3. In an apparatus for measuring high-irequency alternating currents, a transformer consisting of a primary conductor insertable into the circuit to be measured, a ferro-magnetic core surrounding said conductor, and secondary windings on said core, a direct-current measuring instrument, dry rectifiers connecting said directcurrent measuring instrument with said secondary windings, and. a capacitor connected in parallel relation to said direct-current measuring instrument, said transformer being designed to load said rectiflers to such an extent that they are additionally heated by the secondary current upon a decrease in the outside temperature owing to the increasing rectifier resistance.

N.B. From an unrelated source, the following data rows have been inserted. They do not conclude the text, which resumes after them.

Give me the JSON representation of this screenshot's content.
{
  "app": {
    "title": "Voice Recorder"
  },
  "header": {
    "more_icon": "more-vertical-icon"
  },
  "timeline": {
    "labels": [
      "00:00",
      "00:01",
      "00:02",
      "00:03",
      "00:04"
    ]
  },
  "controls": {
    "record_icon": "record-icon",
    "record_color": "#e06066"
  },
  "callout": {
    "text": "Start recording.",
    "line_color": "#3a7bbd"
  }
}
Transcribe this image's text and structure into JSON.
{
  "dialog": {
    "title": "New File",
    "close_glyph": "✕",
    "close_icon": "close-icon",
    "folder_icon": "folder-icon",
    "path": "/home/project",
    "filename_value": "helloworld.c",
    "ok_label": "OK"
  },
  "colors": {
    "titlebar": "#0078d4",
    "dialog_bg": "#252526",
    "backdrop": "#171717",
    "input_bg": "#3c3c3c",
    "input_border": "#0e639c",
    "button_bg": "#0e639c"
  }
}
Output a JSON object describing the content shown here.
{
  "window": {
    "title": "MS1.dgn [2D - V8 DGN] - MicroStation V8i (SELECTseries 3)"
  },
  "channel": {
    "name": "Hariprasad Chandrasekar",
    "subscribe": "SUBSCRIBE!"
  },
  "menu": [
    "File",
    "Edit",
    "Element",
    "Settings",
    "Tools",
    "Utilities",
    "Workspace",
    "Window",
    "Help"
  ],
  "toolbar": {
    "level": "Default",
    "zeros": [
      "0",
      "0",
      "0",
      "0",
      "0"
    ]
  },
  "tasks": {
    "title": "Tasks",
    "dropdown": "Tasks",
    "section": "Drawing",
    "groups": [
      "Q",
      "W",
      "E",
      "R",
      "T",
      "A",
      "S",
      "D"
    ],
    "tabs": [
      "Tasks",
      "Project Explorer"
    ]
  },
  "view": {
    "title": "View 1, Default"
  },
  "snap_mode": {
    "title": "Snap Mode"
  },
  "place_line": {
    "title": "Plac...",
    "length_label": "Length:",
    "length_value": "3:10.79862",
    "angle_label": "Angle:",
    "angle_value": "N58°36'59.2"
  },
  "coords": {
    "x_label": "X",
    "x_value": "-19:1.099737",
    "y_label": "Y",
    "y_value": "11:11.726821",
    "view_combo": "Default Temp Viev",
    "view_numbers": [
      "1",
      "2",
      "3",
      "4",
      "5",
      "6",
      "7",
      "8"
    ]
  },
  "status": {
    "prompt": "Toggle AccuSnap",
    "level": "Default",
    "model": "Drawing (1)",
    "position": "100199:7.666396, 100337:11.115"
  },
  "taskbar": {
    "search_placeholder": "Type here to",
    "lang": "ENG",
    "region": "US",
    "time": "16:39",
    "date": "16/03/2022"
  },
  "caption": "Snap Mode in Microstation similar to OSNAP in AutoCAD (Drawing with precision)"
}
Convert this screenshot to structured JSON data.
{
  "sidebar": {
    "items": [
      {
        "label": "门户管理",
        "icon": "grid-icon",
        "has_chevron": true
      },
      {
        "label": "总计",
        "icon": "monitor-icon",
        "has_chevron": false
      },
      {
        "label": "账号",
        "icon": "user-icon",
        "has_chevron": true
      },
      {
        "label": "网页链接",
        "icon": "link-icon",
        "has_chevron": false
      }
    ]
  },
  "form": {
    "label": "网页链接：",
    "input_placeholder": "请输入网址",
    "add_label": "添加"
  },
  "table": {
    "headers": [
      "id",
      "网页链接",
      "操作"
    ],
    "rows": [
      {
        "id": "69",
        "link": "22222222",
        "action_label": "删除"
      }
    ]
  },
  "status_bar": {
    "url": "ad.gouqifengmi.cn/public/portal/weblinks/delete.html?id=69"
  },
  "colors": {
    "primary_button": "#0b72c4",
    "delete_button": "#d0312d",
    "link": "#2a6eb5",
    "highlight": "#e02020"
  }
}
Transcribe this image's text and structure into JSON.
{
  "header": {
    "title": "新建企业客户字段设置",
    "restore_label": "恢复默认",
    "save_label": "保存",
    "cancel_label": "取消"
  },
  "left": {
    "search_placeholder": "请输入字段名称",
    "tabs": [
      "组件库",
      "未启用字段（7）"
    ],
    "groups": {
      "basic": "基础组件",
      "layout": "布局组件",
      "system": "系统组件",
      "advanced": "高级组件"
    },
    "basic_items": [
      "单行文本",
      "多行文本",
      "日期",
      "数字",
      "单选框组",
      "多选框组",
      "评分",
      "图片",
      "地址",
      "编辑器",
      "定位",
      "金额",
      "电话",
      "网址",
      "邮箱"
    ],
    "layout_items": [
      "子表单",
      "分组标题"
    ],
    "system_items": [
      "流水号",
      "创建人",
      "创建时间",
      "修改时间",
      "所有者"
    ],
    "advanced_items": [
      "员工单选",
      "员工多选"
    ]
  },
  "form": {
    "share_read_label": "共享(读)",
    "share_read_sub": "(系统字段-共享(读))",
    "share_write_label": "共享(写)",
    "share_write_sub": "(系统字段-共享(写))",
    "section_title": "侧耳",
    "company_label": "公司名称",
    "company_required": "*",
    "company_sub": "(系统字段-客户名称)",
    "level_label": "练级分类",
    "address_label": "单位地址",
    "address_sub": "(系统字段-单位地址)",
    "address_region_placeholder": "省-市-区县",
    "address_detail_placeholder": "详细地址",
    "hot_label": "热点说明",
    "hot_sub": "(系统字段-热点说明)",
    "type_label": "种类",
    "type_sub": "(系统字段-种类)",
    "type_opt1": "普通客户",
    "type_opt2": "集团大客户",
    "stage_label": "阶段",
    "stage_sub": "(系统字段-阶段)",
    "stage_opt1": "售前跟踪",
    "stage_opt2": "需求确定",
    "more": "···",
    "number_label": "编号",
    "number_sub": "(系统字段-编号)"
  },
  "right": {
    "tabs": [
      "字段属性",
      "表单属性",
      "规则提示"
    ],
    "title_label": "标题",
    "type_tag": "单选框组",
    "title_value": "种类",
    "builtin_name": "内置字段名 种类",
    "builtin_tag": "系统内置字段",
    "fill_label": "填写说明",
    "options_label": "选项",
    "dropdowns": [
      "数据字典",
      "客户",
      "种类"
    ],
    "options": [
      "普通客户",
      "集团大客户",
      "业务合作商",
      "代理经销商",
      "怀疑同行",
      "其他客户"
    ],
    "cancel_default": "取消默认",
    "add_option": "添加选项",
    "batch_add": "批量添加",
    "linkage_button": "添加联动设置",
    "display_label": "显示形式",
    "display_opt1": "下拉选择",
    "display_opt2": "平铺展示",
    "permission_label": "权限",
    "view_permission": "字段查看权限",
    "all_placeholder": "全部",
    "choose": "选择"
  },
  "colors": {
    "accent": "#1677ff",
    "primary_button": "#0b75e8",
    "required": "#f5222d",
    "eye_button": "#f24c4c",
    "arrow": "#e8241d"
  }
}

4. In an apparatus for measuring high-frequency alternating currents, a transformer having a primary conductor insertable into the circuit to be measured, a secondary conductor and a conductive screen disposed between said primary and said secondary conductor for carrying ofi capacitive displacement currents, a direct current measuring instrument, and a thermo-converter connecting said direct current measuring instrument with said secondary conductor.

5. In an apparatus for measuring high-frequency alternating currents, a transformer having a primary conductor insertable into the circuit to be measured and a secondary conductor,

a direct current measuring instrument, a chain of series-connected dry rectifiers connecting said N direct current measuring instrument with said secondary conductor, the number of the rectifiers forming said chain being chosen so as to reduce the capacity of said chain to a non-disturbing value with respect to the measuring result, and a capacitor connected in parallel relation to said direct current instrument for shuntflowing from said primary conductor to said screen around said converting means.

7. In an apparatus for measuring high-frequency alternating currents, a transformer having a primary conductor insertable into the circuit to be measured, a secondary conductor and a conductive screen disposed between said primary and said secondary'conductor, a direct current measuring instrument, at least one rectifier conmeeting said secondary conductor with said direct current measuring instrument, a capacitor connected in parallel relation to said direct current instrument, and means for shunting displacement currents flowing between said primary conduc-' tor and said screen around said rectifier.

8. In an apparatus for measuring high-frequency alternating currents, a transformer consisting of a single primary conductor having terminals on both ends for connecting the circuit to bemeasured, a cylindrical insulator covering said primary conductor, a ferromagnetic core surrounding said insulator, secondary windings on said core and a conductive layer disposed between said insulator and said secondary windings, a direct current measuring instrument, means for converting alternating current into direct current, said means connecting said secondary windings with said direct current instrument, and means for shunting displacement currents flowing between said primary conductor and said screen in orderto render said currents inefiective.

JOSEF STANEK.

ing residual high-frequency currents passing

Referenced by
Citing PatentFiling datePublication dateApplicantTitle
US2467648 *May 2, 1946Apr 19, 1949Hartford Nat Bank & Trust CoTransmission line energy indicator
US2546093 *Oct 30, 1946Mar 20, 1951Weston Electrical Instr CorpField strength meter
US2701335 *Nov 21, 1950Feb 1, 1955Gen Motors CorpElectrical pickup
US4754218 *Feb 21, 1985Jun 28, 1988Soft Wire Ltd.Current sensing apparatus
US4947108 *Oct 14, 1988Aug 7, 1990Liaisons Electroniques-Mecaniques Lem SaElectric current sensing device
US5138254 *Jan 6, 1989Aug 11, 1992Wright Charles SRemovable alternating current measuring circuit
US5189373 *Oct 1, 1991Feb 23, 1993Mitsubishi Denki Kabushiki KaishaIgnition apparatus for an internal combustion engine with engine cylinder misfiring detector having an ionization current noise filter
Classifications
U.S. Classification324/119, 324/126, 324/95, 324/390
International ClassificationG01R19/22
Cooperative ClassificationG01R19/225
European ClassificationG01R19/22T